> Extracted entries:
########

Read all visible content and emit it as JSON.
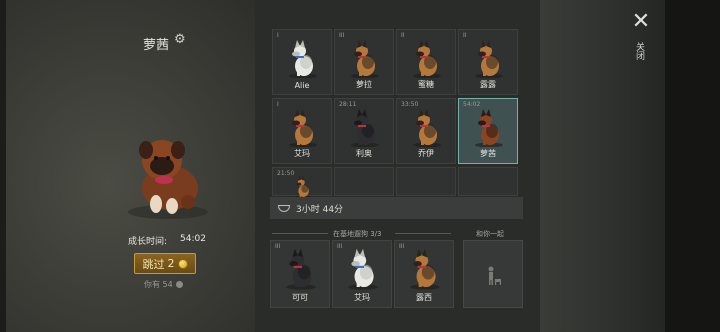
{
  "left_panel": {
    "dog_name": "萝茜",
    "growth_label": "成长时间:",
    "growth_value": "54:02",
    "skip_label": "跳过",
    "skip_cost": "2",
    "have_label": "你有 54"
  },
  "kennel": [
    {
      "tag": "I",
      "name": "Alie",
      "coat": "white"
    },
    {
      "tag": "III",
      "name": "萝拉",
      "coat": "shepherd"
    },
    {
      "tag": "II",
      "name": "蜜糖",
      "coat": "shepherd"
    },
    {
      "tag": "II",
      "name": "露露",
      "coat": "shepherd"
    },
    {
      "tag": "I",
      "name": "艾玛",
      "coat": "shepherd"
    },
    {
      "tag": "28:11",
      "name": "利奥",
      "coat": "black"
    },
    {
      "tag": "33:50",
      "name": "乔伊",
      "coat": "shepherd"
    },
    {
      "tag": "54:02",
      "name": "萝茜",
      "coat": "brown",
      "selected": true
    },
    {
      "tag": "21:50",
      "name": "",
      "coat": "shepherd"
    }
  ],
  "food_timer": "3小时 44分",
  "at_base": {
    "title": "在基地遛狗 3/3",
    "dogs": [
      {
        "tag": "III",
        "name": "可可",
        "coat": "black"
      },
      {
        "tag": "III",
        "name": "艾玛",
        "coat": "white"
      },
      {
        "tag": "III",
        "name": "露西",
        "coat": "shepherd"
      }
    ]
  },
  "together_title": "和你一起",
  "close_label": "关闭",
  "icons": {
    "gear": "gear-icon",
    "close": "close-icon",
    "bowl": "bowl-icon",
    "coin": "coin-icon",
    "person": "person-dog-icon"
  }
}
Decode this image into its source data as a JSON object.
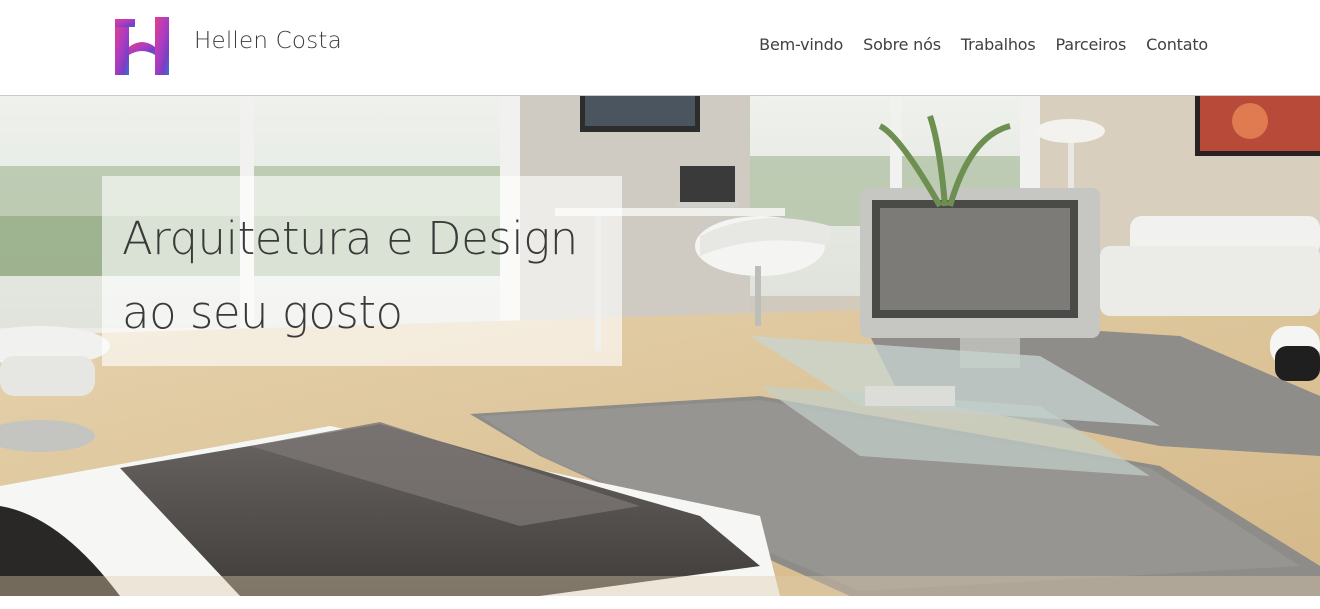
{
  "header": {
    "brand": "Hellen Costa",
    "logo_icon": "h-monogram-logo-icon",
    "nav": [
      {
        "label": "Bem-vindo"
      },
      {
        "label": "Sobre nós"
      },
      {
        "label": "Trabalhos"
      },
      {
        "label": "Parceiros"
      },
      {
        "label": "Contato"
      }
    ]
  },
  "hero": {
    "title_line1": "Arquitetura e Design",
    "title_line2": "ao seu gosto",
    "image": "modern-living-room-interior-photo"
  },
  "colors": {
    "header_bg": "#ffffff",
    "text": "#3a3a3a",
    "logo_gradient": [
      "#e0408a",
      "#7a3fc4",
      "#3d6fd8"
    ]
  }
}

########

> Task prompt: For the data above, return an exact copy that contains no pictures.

> The answer:
Read all visible content and emit it as JSON.
{
  "left_panel": {
    "dog_name": "萝茜",
    "growth_label": "成长时间:",
    "growth_value": "54:02",
    "skip_label": "跳过",
    "skip_cost": "2",
    "have_label": "你有 54"
  },
  "kennel": [
    {
      "tag": "I",
      "name": "Alie",
      "coat": "white"
    },
    {
      "tag": "III",
      "name": "萝拉",
      "coat": "shepherd"
    },
    {
      "tag": "II",
      "name": "蜜糖",
      "coat": "shepherd"
    },
    {
      "tag": "II",
      "name": "露露",
      "coat": "shepherd"
    },
    {
      "tag": "I",
      "name": "艾玛",
      "coat": "shepherd"
    },
    {
      "tag": "28:11",
      "name": "利奥",
      "coat": "black"
    },
    {
      "tag": "33:50",
      "name": "乔伊",
      "coat": "shepherd"
    },
    {
      "tag": "54:02",
      "name": "萝茜",
      "coat": "brown",
      "selected": true
    },
    {
      "tag": "21:50",
      "name": "",
      "coat": "shepherd"
    }
  ],
  "food_timer": "3小时 44分",
  "at_base": {
    "title": "在基地遛狗 3/3",
    "dogs": [
      {
        "tag": "III",
        "name": "可可",
        "coat": "black"
      },
      {
        "tag": "III",
        "name": "艾玛",
        "coat": "white"
      },
      {
        "tag": "III",
        "name": "露西",
        "coat": "shepherd"
      }
    ]
  },
  "together_title": "和你一起",
  "close_label": "关闭",
  "icons": {
    "gear": "gear-icon",
    "close": "close-icon",
    "bowl": "bowl-icon",
    "coin": "coin-icon",
    "person": "person-dog-icon"
  }
}
Decode this image into its source data as a JSON object.
{
  "header": {
    "brand": "Hellen Costa",
    "logo_icon": "h-monogram-logo-icon",
    "nav": [
      {
        "label": "Bem-vindo"
      },
      {
        "label": "Sobre nós"
      },
      {
        "label": "Trabalhos"
      },
      {
        "label": "Parceiros"
      },
      {
        "label": "Contato"
      }
    ]
  },
  "hero": {
    "title_line1": "Arquitetura e Design",
    "title_line2": "ao seu gosto",
    "image": "modern-living-room-interior-photo"
  },
  "colors": {
    "header_bg": "#ffffff",
    "text": "#3a3a3a",
    "logo_gradient": [
      "#e0408a",
      "#7a3fc4",
      "#3d6fd8"
    ]
  }
}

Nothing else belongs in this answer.